He is not keen to discuss the details of the dispute that led to his dismissal: “I’ve made it a point to keep good relations with my ex-employers, because radio is a very small industry that needs to grow. It’s actually more beneficial when people have issues and move past them.”
Maloka says he had a “fantastic time” at YFM Ã¢Â€Â“ where he occupied various positions, including that of manager.
“If you look at the radio landscape now, it’s littered with YFM talent. There is a lot we have contributed as YFM.” He believes this contribution could, in part, be ascribed to the change in the political landscape at the time. “The freedom of the airwaves inspired a lot of talent and creativity.
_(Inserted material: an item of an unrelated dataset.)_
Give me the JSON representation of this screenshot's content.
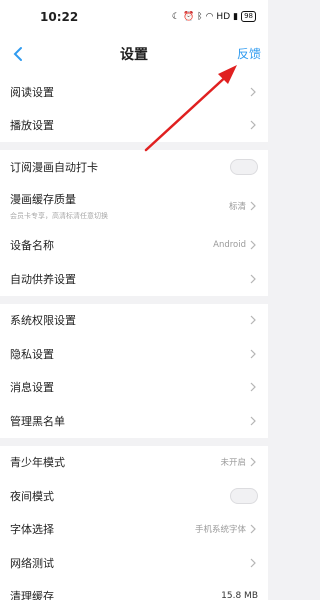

“It was at a time when no-one would dare touch anything raw and untested Ã¢Â€Â“ and we thrived on it; because we were young, raw and untested ourselves.
“I was turning 23 when we started YFM. It (was unusual) for a black boy to get to make big decisions then (11 years ago)… There’s a beautiful and yet dangerous thing about being young. And it’s that you don’t see the challenges for what they are. Because you’re just so full of energy and sometimes you don’t understand the consequences of certain things.
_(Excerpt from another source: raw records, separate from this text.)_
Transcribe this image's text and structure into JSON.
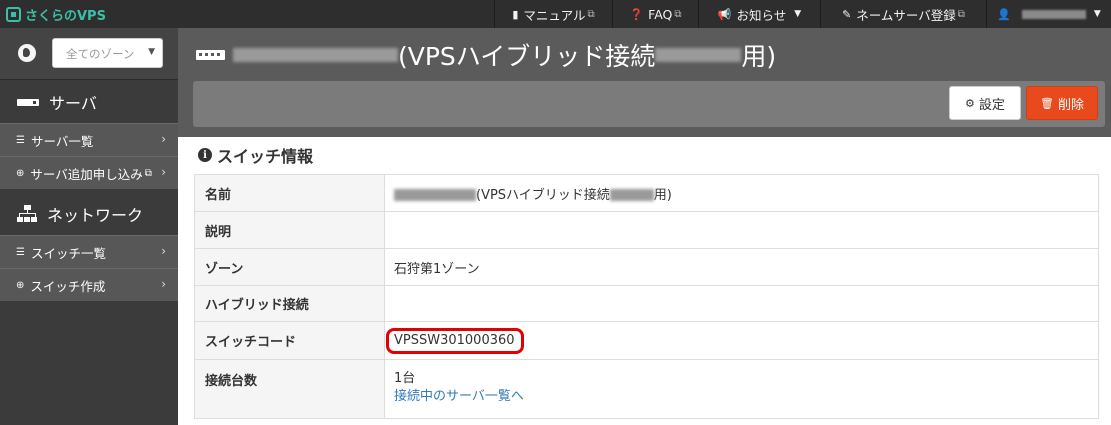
{
  "app": {
    "logo_text": "さくらのVPS"
  },
  "topnav": {
    "items": [
      {
        "label": "マニュアル",
        "icon": "book-icon"
      },
      {
        "label": "FAQ",
        "icon": "question-icon"
      },
      {
        "label": "お知らせ",
        "icon": "megaphone-icon"
      },
      {
        "label": "ネームサーバ登録",
        "icon": "edit-icon"
      }
    ],
    "user_icon": "user-icon"
  },
  "sidebar": {
    "zone_placeholder": "全てのゾーン",
    "server_heading": "サーバ",
    "server_items": [
      {
        "label": "サーバ一覧"
      },
      {
        "label": "サーバ追加申し込み"
      }
    ],
    "network_heading": "ネットワーク",
    "network_items": [
      {
        "label": "スイッチ一覧"
      },
      {
        "label": "スイッチ作成"
      }
    ]
  },
  "header": {
    "title_mid": "(VPSハイブリッド接続",
    "title_end": "用)",
    "settings_label": "設定",
    "delete_label": "削除"
  },
  "panel": {
    "title": "スイッチ情報",
    "rows": {
      "name_label": "名前",
      "name_mid": "(VPSハイブリッド接続",
      "name_end": "用)",
      "desc_label": "説明",
      "desc_value": "",
      "zone_label": "ゾーン",
      "zone_value": "石狩第1ゾーン",
      "hybrid_label": "ハイブリッド接続",
      "hybrid_value": "",
      "code_label": "スイッチコード",
      "code_value": "VPSSW301000360",
      "count_label": "接続台数",
      "count_value": "1台",
      "server_list_link": "接続中のサーバ一覧へ"
    }
  },
  "colors": {
    "accent": "#3ac0a8",
    "danger": "#e8491d",
    "link": "#337ab7",
    "highlight": "#e30000"
  }
}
“It’s awesome because you always have the drive to try new things. But you have to have the right kind of support Ã¢Â€Â“ which we had.”
How much of that energy is left more than 10 years later?
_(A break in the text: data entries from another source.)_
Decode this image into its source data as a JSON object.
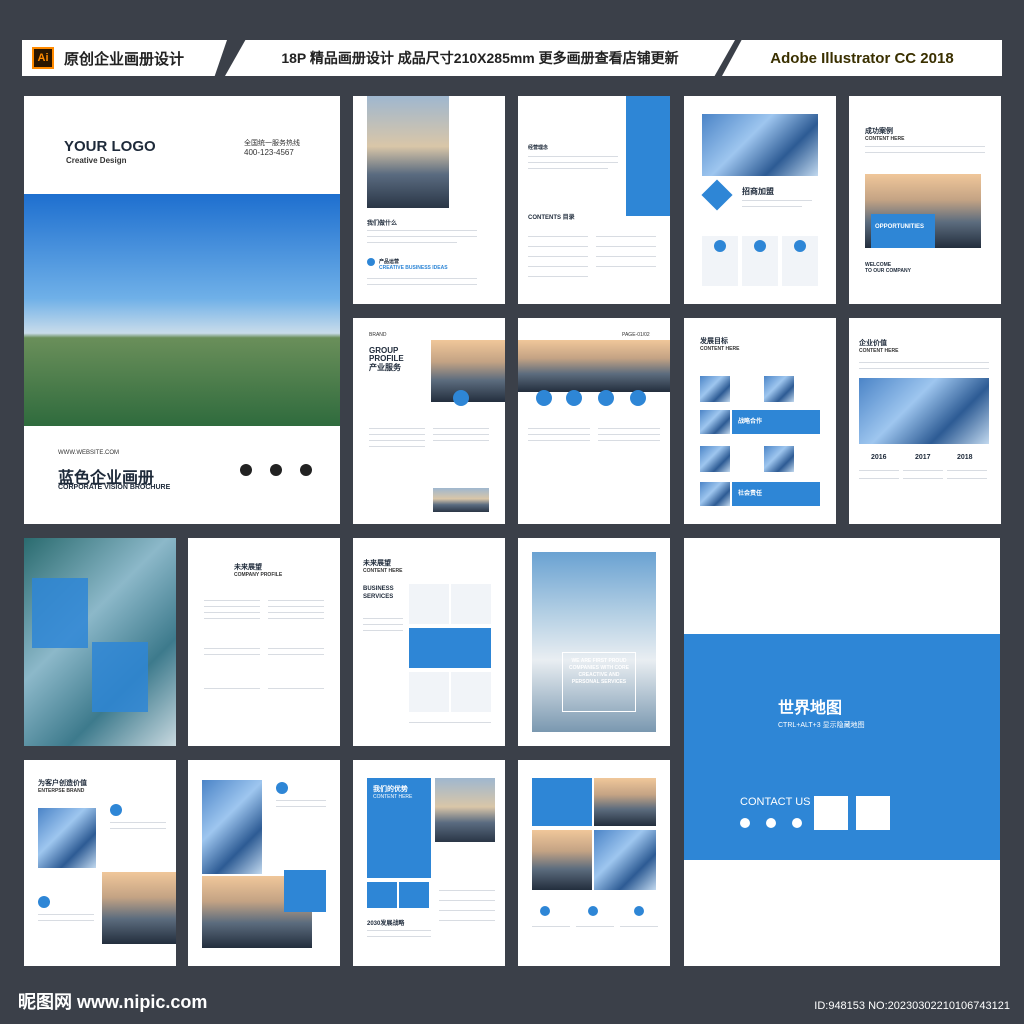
{
  "header": {
    "ai_badge": "Ai",
    "left_title": "原创企业画册设计",
    "middle_title": "18P 精品画册设计  成品尺寸210X285mm  更多画册查看店铺更新",
    "right_title": "Adobe Illustrator CC 2018"
  },
  "cover": {
    "logo": "YOUR LOGO",
    "logo_sub": "Creative Design",
    "hotline_label": "全国统一服务热线",
    "hotline": "400-123-4567",
    "website": "WWW.WEBSITE.COM",
    "title_cn": "蓝色企业画册",
    "title_en": "CORPORATE VISION BROCHURE"
  },
  "pages": {
    "p2_title": "我们做什么",
    "p2_sub": "产品运营",
    "p2_sub_en": "CREATIVE BUSINESS IDEAS",
    "p3_heading": "经营理念",
    "p3_contents": "CONTENTS 目录",
    "p4_title": "招商加盟",
    "p5_title": "成功案例",
    "p5_sub": "CONTENT HERE",
    "p5_opp": "OPPORTUNITIES",
    "p5_welcome": "WELCOME",
    "p5_welcome2": "TO OUR COMPANY",
    "p6_brand": "BRAND",
    "p6_group": "GROUP",
    "p6_profile": "PROFILE",
    "p6_cn": "产业服务",
    "p7_page": "PAGE-01/02",
    "p8_title": "发展目标",
    "p8_sub": "CONTENT HERE",
    "p8_tag1": "战略合作",
    "p8_tag2": "社会责任",
    "p9_title": "企业价值",
    "p9_sub": "CONTENT HERE",
    "p9_years": [
      "2016",
      "2017",
      "2018"
    ],
    "p11_title": "未来展望",
    "p11_sub": "COMPANY PROFILE",
    "p12_title": "未来展望",
    "p12_sub": "CONTENT HERE",
    "p12_bs": "BUSINESS",
    "p12_sv": "SERVICES",
    "p13_quote": "WE ARE FIRST PROUD COMPANIES WITH CORE CREACTIVE AND PERSONAL SERVICES",
    "p14_title": "世界地图",
    "p14_sub": "CTRL+ALT+3 显示隐藏地图",
    "p14_contact": "CONTACT US",
    "p15_title": "为客户创造价值",
    "p15_sub": "ENTERPSE BRAND",
    "p17_title": "我们的优势",
    "p17_sub": "CONTENT HERE",
    "p17_2030": "2030发展战略"
  },
  "footer": {
    "left": "昵图网 www.nipic.com",
    "right": "ID:948153 NO:20230302210106743121"
  }
}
“I still have that energy. Now it’s a little bit more structured and properly channelled. Back in the day, one would just freely spread it all out.”
On what don’t you waste time?
“About eight years ago, my father (Godfrey Maloka), got me this desk item that said, Ã¢Â€Â˜The 24-hour rule Ã¢Â€Â“ do it now’. Essentially it says: Ã¢Â€Â˜Don’t procrastinate’. I took that idea and applied it in one sphere of my life where, if something bothers me, I need to have a five-minute rule. You can kick, scream, jump, but you have five minutes to do what you need to do and after that think clearly about how you’ll sort it out.”
How do you spend free time?
“With my kids.” (Maloka has a daughter, Koketso (16), and two sons, Malik (6) and Kgosi-Tariq (3).) “As clichÃƒÂ©d as it may sound Ã¢Â€Â“ there is certain Ã¢Â€Â˜charity work’ that I think is important. For instance, I’m passionate about the idea of profiling policemen (on air) Ã¢Â€Â“ finding good, honest policemen working hard and giving them a platform.
“The idea is still at a very developmental stage, though.”
How would you describe Kaya’s market?
“There are two kinds: What I call Ã¢Â€Â˜the establishment’ and Ã¢Â€Â˜the newies’. By age I fall in the newies. But because I’m an old soul, I’m also well-represented in the establishment.
“Kaya’s market is urban, fresh, sophisticated and welloff. It’s probably the most-desired market now.”
What are the growth targets for the station?
“We want to grow rapidly Ã¢Â€Â“ the trick with Kaya is to find the right listeners: Everybody who is part of the lifestyle and in the life stage.
“It’s about understanding what the new adult is about. I’m in the target market, so I need to attract myself to the brand and those like myself. “We’re currently on 1.5-million (listeners) and we’re looking to at least grow by another 150,000 in the next book (quarter). We want to grow revenue by 25 percent. I really think on the revenue side there’s a lot more to achieve.
“A brand like Kaya is probably still largely misunderstood by the commercial world.”
This article first appeared in The Media magazine (August 2008).
Want to continue this conversation on The Media Online platforms? Comment on Twitter @MediaTMO or on our Facebook page. Send us your suggestions, comments, contributions or tip-offs via e-mail to email@example.com.